**EXERCISE BRIEF**.
In the listing below, locate the lines that hold the string "meta". Copy those lines.

**EXTRACTED MATERIAL**.

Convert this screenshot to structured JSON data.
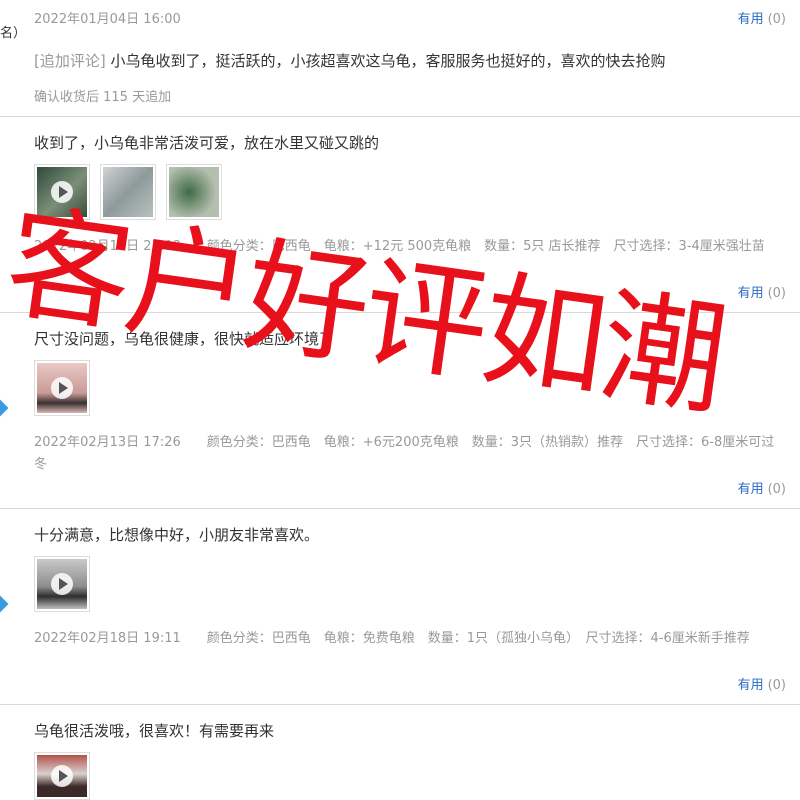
{
  "watermark": "客户好评如潮",
  "left_fragment": "名）",
  "reviews": [
    {
      "date": "2022年01月04日 16:00",
      "useful_label": "有用",
      "useful_count": "(0)",
      "append_tag": "[追加评论]",
      "append_text": "小乌龟收到了，挺活跃的，小孩超喜欢这乌龟，客服服务也挺好的，喜欢的快去抢购",
      "append_days": "确认收货后 115 天追加"
    },
    {
      "text": "收到了，小乌龟非常活泼可爱，放在水里又碰又跳的",
      "meta": "2022年02月14日 23:08　　颜色分类：巴西龟　龟粮：+12元 500克龟粮　数量：5只 店长推荐　尺寸选择：3-4厘米强壮苗",
      "useful_label": "有用",
      "useful_count": "(0)"
    },
    {
      "text": "尺寸没问题，乌龟很健康，很快就适应环境了",
      "meta": "2022年02月13日 17:26　　颜色分类：巴西龟　龟粮：+6元200克龟粮　数量：3只（热销款）推荐　尺寸选择：6-8厘米可过冬",
      "useful_label": "有用",
      "useful_count": "(0)"
    },
    {
      "text": "十分满意，比想像中好，小朋友非常喜欢。",
      "meta": "2022年02月18日 19:11　　颜色分类：巴西龟　龟粮：免费龟粮　数量：1只（孤独小乌龟）　尺寸选择：4-6厘米新手推荐",
      "useful_label": "有用",
      "useful_count": "(0)"
    },
    {
      "text": "乌龟很活泼哦，很喜欢！有需要再来"
    }
  ]
}
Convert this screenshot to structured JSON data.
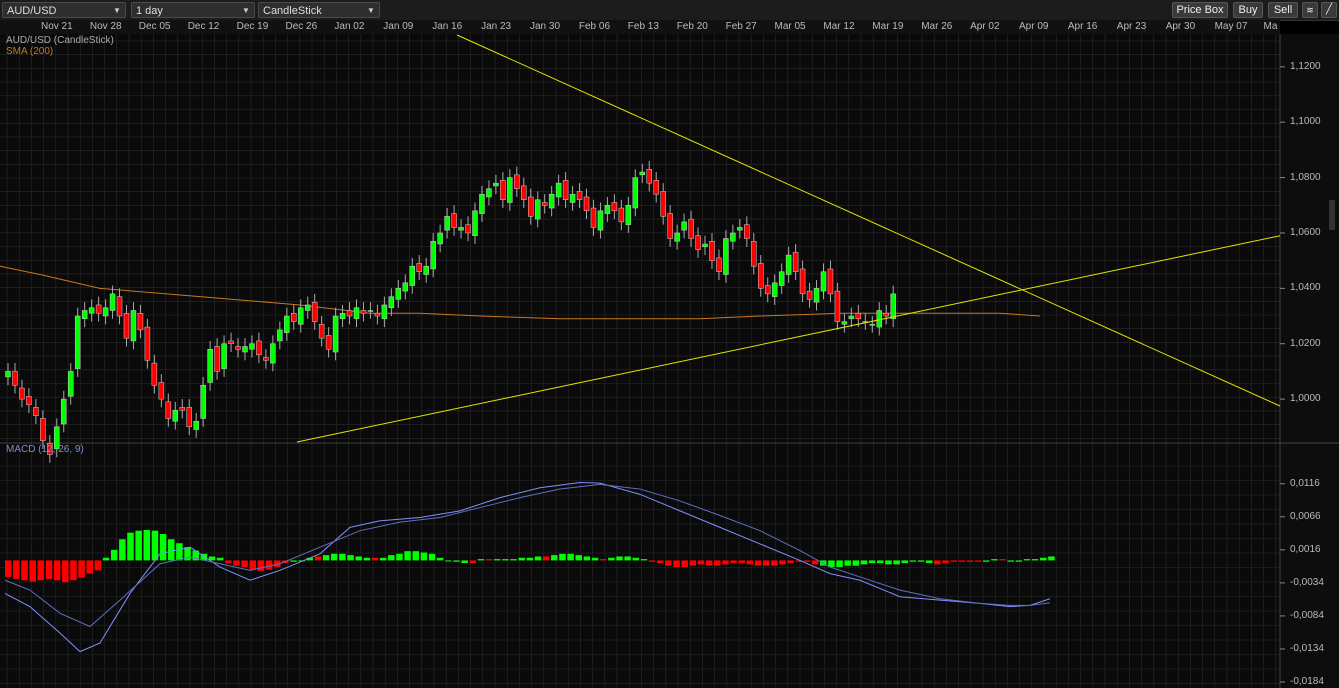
{
  "toolbar": {
    "symbol": "AUD/USD",
    "interval": "1 day",
    "chart_type": "CandleStick",
    "price_box_label": "Price Box",
    "buy_label": "Buy",
    "sell_label": "Sell"
  },
  "colors": {
    "up": "#00ff00",
    "down": "#ff0000",
    "sma": "#c87820",
    "trendline": "#e6e600",
    "macd_line": "#8090ff",
    "signal_line": "#6070c0",
    "grid": "#2a2a2a"
  },
  "chart_data": [
    {
      "type": "candlestick",
      "title": "AUD/USD (CandleStick)",
      "sma_label": "SMA (200)",
      "x_ticks": [
        "Nov 21",
        "Nov 28",
        "Dec 05",
        "Dec 12",
        "Dec 19",
        "Dec 26",
        "Jan 02",
        "Jan 09",
        "Jan 16",
        "Jan 23",
        "Jan 30",
        "Feb 06",
        "Feb 13",
        "Feb 20",
        "Feb 27",
        "Mar 05",
        "Mar 12",
        "Mar 19",
        "Mar 26",
        "Apr 02",
        "Apr 09",
        "Apr 16",
        "Apr 23",
        "Apr 30",
        "May 07",
        "Ma"
      ],
      "y_ticks": [
        "1,1200",
        "1,1000",
        "1,0800",
        "1,0600",
        "1,0400",
        "1,0200",
        "1,0000"
      ],
      "y_tick_values": [
        1.12,
        1.1,
        1.08,
        1.06,
        1.04,
        1.02,
        1.0
      ],
      "ylim": [
        0.9845,
        1.1315
      ],
      "closes": [
        1.01,
        1.005,
        1.0,
        0.998,
        0.994,
        0.985,
        0.98,
        0.99,
        1.0,
        1.01,
        1.03,
        1.032,
        1.033,
        1.031,
        1.033,
        1.038,
        1.03,
        1.022,
        1.032,
        1.025,
        1.014,
        1.005,
        1.0,
        0.993,
        0.996,
        0.996,
        0.99,
        0.992,
        1.005,
        1.018,
        1.01,
        1.02,
        1.02,
        1.018,
        1.019,
        1.02,
        1.016,
        1.014,
        1.02,
        1.025,
        1.03,
        1.028,
        1.033,
        1.034,
        1.028,
        1.022,
        1.018,
        1.03,
        1.031,
        1.03,
        1.033,
        1.031,
        1.032,
        1.03,
        1.034,
        1.037,
        1.04,
        1.042,
        1.048,
        1.046,
        1.048,
        1.057,
        1.06,
        1.066,
        1.062,
        1.062,
        1.06,
        1.068,
        1.074,
        1.076,
        1.078,
        1.072,
        1.08,
        1.076,
        1.072,
        1.066,
        1.072,
        1.07,
        1.074,
        1.078,
        1.072,
        1.074,
        1.072,
        1.068,
        1.062,
        1.068,
        1.07,
        1.068,
        1.064,
        1.07,
        1.08,
        1.082,
        1.078,
        1.074,
        1.066,
        1.058,
        1.06,
        1.064,
        1.058,
        1.054,
        1.056,
        1.05,
        1.046,
        1.058,
        1.06,
        1.062,
        1.058,
        1.048,
        1.04,
        1.038,
        1.042,
        1.046,
        1.052,
        1.046,
        1.038,
        1.036,
        1.04,
        1.046,
        1.038,
        1.028,
        1.028,
        1.03,
        1.029,
        1.028,
        1.027,
        1.032,
        1.03,
        1.038,
        1.037
      ],
      "opens": [
        1.008,
        1.01,
        1.004,
        1.001,
        0.997,
        0.993,
        0.984,
        0.982,
        0.991,
        1.001,
        1.011,
        1.029,
        1.031,
        1.034,
        1.03,
        1.032,
        1.037,
        1.031,
        1.021,
        1.031,
        1.026,
        1.013,
        1.006,
        0.999,
        0.992,
        0.997,
        0.997,
        0.989,
        0.993,
        1.006,
        1.019,
        1.011,
        1.021,
        1.019,
        1.017,
        1.018,
        1.021,
        1.015,
        1.013,
        1.021,
        1.024,
        1.031,
        1.027,
        1.032,
        1.035,
        1.027,
        1.023,
        1.017,
        1.029,
        1.032,
        1.029,
        1.032,
        1.032,
        1.031,
        1.029,
        1.033,
        1.036,
        1.039,
        1.041,
        1.049,
        1.045,
        1.047,
        1.056,
        1.061,
        1.067,
        1.061,
        1.063,
        1.059,
        1.067,
        1.073,
        1.077,
        1.079,
        1.071,
        1.081,
        1.077,
        1.073,
        1.065,
        1.071,
        1.069,
        1.073,
        1.079,
        1.071,
        1.075,
        1.073,
        1.069,
        1.061,
        1.067,
        1.071,
        1.069,
        1.063,
        1.069,
        1.081,
        1.083,
        1.079,
        1.075,
        1.067,
        1.057,
        1.061,
        1.065,
        1.059,
        1.055,
        1.057,
        1.051,
        1.045,
        1.057,
        1.061,
        1.063,
        1.057,
        1.049,
        1.041,
        1.037,
        1.041,
        1.045,
        1.053,
        1.047,
        1.039,
        1.035,
        1.039,
        1.047,
        1.039,
        1.027,
        1.029,
        1.031,
        1.028,
        1.027,
        1.026,
        1.031,
        1.029
      ],
      "sma": [
        [
          0,
          1.048
        ],
        [
          40,
          1.045
        ],
        [
          100,
          1.04
        ],
        [
          200,
          1.037
        ],
        [
          300,
          1.034
        ],
        [
          370,
          1.031
        ],
        [
          420,
          1.031
        ],
        [
          480,
          1.03
        ],
        [
          560,
          1.029
        ],
        [
          640,
          1.029
        ],
        [
          700,
          1.029
        ],
        [
          760,
          1.03
        ],
        [
          840,
          1.031
        ],
        [
          940,
          1.031
        ],
        [
          1000,
          1.031
        ],
        [
          1040,
          1.03
        ]
      ],
      "trendlines": [
        {
          "name": "down-trendline",
          "p1": [
            457,
            1.1315
          ],
          "p2": [
            1280,
            0.9975
          ]
        },
        {
          "name": "up-trendline",
          "p1": [
            297,
            0.9845
          ],
          "p2": [
            1280,
            1.059
          ]
        }
      ]
    },
    {
      "type": "macd",
      "title": "MACD (12, 26, 9)",
      "y_ticks": [
        "0,0116",
        "0,0066",
        "0,0016",
        "-0,0034",
        "-0,0084",
        "-0,0134",
        "-0,0184"
      ],
      "y_tick_values": [
        0.0116,
        0.0066,
        0.0016,
        -0.0034,
        -0.0084,
        -0.0134,
        -0.0184
      ],
      "ylim": [
        -0.0184,
        0.0155
      ],
      "histogram": [
        -0.0025,
        -0.0028,
        -0.003,
        -0.0032,
        -0.003,
        -0.0028,
        -0.003,
        -0.0033,
        -0.003,
        -0.0026,
        -0.002,
        -0.0015,
        0.0004,
        0.0016,
        0.0032,
        0.0042,
        0.0045,
        0.0046,
        0.0045,
        0.004,
        0.0032,
        0.0026,
        0.002,
        0.0015,
        0.001,
        0.0006,
        0.0004,
        -0.0004,
        -0.0008,
        -0.001,
        -0.0014,
        -0.0016,
        -0.0014,
        -0.001,
        -0.0004,
        -0.0002,
        0.0,
        0.0004,
        0.0006,
        0.0008,
        0.001,
        0.001,
        0.0008,
        0.0006,
        0.0004,
        0.0004,
        0.0004,
        0.0008,
        0.001,
        0.0014,
        0.0014,
        0.0012,
        0.001,
        0.0004,
        0.0,
        -0.0002,
        -0.0004,
        -0.0004,
        0.0002,
        0.0002,
        0.0002,
        0.0002,
        0.0002,
        0.0004,
        0.0004,
        0.0006,
        0.0006,
        0.0008,
        0.001,
        0.001,
        0.0008,
        0.0006,
        0.0004,
        0.0002,
        0.0004,
        0.0006,
        0.0006,
        0.0004,
        0.0002,
        -0.0002,
        -0.0004,
        -0.0008,
        -0.001,
        -0.001,
        -0.0008,
        -0.0006,
        -0.0008,
        -0.0008,
        -0.0006,
        -0.0004,
        -0.0004,
        -0.0006,
        -0.0008,
        -0.0008,
        -0.0008,
        -0.0006,
        -0.0004,
        -0.0002,
        -0.0002,
        -0.0006,
        -0.0008,
        -0.001,
        -0.001,
        -0.0008,
        -0.0008,
        -0.0006,
        -0.0004,
        -0.0004,
        -0.0006,
        -0.0006,
        -0.0004,
        -0.0002,
        -0.0002,
        -0.0004,
        -0.0006,
        -0.0004,
        -0.0002,
        -0.0002,
        -0.0002,
        -0.0002,
        -0.0002,
        0.0002,
        0.0002,
        -0.0002,
        -0.0002,
        0.0002,
        0.0002,
        0.0004,
        0.0006
      ],
      "macd_line": [
        [
          5,
          -0.005
        ],
        [
          30,
          -0.007
        ],
        [
          60,
          -0.011
        ],
        [
          80,
          -0.0138
        ],
        [
          100,
          -0.0125
        ],
        [
          130,
          -0.005
        ],
        [
          160,
          0.001
        ],
        [
          190,
          0.002
        ],
        [
          220,
          -0.001
        ],
        [
          250,
          -0.003
        ],
        [
          280,
          -0.0015
        ],
        [
          320,
          0.001
        ],
        [
          350,
          0.005
        ],
        [
          380,
          0.006
        ],
        [
          420,
          0.0065
        ],
        [
          460,
          0.0075
        ],
        [
          500,
          0.0095
        ],
        [
          540,
          0.011
        ],
        [
          580,
          0.0118
        ],
        [
          600,
          0.0117
        ],
        [
          640,
          0.01
        ],
        [
          680,
          0.0075
        ],
        [
          720,
          0.005
        ],
        [
          760,
          0.0025
        ],
        [
          800,
          0.0
        ],
        [
          830,
          -0.002
        ],
        [
          860,
          -0.003
        ],
        [
          900,
          -0.0055
        ],
        [
          940,
          -0.006
        ],
        [
          980,
          -0.0065
        ],
        [
          1010,
          -0.007
        ],
        [
          1030,
          -0.0068
        ],
        [
          1050,
          -0.0058
        ]
      ],
      "signal_line": [
        [
          5,
          -0.003
        ],
        [
          30,
          -0.0045
        ],
        [
          60,
          -0.008
        ],
        [
          90,
          -0.01
        ],
        [
          120,
          -0.006
        ],
        [
          160,
          -0.0005
        ],
        [
          190,
          0.0005
        ],
        [
          220,
          -0.0005
        ],
        [
          250,
          -0.0015
        ],
        [
          280,
          -0.0005
        ],
        [
          320,
          0.002
        ],
        [
          360,
          0.0045
        ],
        [
          400,
          0.0058
        ],
        [
          440,
          0.0065
        ],
        [
          480,
          0.008
        ],
        [
          520,
          0.0095
        ],
        [
          560,
          0.0108
        ],
        [
          600,
          0.0115
        ],
        [
          640,
          0.0108
        ],
        [
          680,
          0.009
        ],
        [
          720,
          0.0068
        ],
        [
          760,
          0.0045
        ],
        [
          800,
          0.0015
        ],
        [
          830,
          -0.001
        ],
        [
          860,
          -0.0025
        ],
        [
          900,
          -0.0045
        ],
        [
          940,
          -0.0058
        ],
        [
          980,
          -0.0065
        ],
        [
          1010,
          -0.0068
        ],
        [
          1030,
          -0.0068
        ],
        [
          1050,
          -0.0064
        ]
      ]
    }
  ]
}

**ANSWER TO THIS TASK**.
      "meta": "2022年02月14日 23:08　　颜色分类：巴西龟　龟粮：+12元 500克龟粮　数量：5只 店长推荐　尺寸选择：3-4厘米强壮苗",
      "meta": "2022年02月13日 17:26　　颜色分类：巴西龟　龟粮：+6元200克龟粮　数量：3只（热销款）推荐　尺寸选择：6-8厘米可过冬",
      "meta": "2022年02月18日 19:11　　颜色分类：巴西龟　龟粮：免费龟粮　数量：1只（孤独小乌龟）　尺寸选择：4-6厘米新手推荐",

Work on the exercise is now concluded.